---- Records to process

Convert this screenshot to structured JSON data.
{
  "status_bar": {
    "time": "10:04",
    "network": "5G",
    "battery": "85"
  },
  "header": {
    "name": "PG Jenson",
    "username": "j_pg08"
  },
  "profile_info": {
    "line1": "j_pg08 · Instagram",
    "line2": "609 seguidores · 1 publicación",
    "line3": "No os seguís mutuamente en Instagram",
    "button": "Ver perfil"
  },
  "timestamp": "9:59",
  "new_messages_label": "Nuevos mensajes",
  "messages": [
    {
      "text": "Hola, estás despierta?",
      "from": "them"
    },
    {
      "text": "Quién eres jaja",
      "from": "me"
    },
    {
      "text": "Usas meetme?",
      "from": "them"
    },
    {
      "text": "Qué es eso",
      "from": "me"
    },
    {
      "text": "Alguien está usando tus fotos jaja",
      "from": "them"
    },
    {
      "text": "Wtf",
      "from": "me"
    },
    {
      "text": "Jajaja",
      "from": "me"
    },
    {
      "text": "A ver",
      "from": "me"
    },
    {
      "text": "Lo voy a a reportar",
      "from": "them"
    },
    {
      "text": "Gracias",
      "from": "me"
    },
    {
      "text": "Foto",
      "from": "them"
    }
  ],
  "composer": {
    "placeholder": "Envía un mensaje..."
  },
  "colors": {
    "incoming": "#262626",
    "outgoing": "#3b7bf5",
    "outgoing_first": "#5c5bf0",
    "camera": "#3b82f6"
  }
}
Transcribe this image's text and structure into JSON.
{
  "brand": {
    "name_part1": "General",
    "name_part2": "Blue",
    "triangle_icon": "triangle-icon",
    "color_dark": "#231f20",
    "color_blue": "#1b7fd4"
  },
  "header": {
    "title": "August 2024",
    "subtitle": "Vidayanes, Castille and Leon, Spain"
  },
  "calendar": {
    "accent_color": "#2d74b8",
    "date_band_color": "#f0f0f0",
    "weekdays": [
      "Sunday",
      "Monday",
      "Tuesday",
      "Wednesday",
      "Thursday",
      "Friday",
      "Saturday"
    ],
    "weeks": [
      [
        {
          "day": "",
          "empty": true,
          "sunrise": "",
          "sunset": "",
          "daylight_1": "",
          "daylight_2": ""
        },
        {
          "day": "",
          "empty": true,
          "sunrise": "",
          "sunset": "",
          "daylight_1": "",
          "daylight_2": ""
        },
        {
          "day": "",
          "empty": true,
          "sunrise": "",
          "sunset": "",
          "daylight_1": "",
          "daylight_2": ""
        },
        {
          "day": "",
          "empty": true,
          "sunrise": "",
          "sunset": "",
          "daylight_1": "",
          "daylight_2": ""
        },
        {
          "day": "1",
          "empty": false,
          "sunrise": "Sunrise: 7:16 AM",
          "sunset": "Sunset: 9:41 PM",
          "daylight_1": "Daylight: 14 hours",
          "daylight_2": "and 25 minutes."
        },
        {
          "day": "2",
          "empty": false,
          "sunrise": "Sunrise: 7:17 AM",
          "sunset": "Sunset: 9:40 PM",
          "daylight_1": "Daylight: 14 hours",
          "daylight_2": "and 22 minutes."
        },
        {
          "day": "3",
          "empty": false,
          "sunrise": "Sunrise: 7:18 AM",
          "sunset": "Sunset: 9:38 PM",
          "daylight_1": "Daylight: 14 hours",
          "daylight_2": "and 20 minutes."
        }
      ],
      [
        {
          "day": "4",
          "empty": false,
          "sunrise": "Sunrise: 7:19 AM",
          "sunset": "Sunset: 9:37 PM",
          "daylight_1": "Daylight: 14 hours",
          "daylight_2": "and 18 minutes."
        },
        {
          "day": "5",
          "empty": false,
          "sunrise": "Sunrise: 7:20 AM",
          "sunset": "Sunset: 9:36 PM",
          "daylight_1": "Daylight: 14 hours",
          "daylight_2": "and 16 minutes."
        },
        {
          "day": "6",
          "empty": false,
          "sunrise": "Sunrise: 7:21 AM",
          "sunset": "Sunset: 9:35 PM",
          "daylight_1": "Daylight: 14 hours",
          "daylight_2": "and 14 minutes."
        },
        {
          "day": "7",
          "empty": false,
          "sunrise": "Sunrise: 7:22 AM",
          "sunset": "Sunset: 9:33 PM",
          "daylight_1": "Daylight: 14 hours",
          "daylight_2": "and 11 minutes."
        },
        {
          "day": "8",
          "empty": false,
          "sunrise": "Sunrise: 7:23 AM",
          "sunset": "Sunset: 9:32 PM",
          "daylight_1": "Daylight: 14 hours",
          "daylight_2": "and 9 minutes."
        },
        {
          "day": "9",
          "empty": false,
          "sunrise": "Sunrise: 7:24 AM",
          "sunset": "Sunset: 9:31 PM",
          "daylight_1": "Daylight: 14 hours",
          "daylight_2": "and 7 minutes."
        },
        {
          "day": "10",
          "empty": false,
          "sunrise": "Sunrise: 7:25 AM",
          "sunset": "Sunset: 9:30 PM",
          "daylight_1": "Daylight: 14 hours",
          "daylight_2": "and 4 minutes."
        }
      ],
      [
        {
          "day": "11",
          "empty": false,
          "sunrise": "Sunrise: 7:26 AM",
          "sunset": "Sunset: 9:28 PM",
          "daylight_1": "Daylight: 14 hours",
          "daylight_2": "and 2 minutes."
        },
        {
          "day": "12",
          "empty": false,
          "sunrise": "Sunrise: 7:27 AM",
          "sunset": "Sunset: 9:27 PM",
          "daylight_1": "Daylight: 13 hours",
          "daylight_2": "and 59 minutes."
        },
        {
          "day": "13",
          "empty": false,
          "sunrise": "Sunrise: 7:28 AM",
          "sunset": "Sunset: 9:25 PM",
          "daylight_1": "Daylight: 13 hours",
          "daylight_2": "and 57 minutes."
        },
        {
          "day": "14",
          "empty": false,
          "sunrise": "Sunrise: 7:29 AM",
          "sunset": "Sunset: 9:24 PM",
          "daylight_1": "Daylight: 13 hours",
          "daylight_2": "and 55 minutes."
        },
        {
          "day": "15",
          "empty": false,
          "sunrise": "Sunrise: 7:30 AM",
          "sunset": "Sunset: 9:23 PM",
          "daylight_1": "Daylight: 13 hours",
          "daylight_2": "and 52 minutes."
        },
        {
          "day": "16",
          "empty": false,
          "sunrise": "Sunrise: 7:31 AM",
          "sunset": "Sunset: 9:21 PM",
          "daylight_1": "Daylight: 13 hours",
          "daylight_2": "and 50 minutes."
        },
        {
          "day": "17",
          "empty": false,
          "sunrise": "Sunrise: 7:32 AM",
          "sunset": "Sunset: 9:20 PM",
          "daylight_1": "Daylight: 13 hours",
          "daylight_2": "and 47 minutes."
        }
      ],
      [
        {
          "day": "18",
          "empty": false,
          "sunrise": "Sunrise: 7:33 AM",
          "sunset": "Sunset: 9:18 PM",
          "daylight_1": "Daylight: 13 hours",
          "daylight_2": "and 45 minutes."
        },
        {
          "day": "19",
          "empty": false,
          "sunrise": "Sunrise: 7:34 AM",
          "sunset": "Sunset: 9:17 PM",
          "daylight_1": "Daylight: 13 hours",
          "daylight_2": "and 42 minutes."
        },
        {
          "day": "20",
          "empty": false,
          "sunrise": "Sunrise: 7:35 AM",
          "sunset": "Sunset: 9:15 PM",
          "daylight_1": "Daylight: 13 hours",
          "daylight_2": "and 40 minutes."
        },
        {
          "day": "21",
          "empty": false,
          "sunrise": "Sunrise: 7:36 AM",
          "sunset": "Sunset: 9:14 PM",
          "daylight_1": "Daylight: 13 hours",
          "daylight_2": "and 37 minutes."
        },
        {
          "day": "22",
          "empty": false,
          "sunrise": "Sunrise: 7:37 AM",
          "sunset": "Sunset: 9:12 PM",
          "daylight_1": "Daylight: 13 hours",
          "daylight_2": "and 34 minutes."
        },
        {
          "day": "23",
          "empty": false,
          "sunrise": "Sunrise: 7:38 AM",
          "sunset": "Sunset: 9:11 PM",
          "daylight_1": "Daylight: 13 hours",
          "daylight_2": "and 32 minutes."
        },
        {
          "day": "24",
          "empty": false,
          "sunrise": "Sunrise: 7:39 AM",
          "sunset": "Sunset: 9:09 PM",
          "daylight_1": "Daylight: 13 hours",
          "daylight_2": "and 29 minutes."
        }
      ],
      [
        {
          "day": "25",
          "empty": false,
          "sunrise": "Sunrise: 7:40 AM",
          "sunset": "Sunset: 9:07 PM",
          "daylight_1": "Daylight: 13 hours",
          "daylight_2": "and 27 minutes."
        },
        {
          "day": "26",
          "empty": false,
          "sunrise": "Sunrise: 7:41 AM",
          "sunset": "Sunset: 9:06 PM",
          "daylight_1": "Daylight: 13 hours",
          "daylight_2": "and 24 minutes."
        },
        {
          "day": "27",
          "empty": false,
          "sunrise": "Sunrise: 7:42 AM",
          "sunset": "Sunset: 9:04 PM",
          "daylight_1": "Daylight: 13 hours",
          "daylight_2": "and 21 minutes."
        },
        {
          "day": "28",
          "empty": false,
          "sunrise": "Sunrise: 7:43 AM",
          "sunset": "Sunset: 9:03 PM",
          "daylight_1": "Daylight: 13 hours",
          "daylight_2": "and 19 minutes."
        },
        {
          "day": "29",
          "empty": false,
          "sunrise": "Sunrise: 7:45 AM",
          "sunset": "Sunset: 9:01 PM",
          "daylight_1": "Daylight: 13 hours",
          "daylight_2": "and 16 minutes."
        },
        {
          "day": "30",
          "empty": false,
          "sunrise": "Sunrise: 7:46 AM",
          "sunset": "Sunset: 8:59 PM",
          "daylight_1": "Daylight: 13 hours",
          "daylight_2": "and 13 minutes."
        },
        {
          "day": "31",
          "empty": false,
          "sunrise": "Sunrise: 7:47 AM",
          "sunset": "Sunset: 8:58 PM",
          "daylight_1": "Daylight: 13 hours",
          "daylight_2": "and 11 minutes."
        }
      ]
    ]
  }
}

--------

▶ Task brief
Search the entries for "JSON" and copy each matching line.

▶ Task output
Convert this screenshot to structured JSON data.
Transcribe this image's text and structure into JSON.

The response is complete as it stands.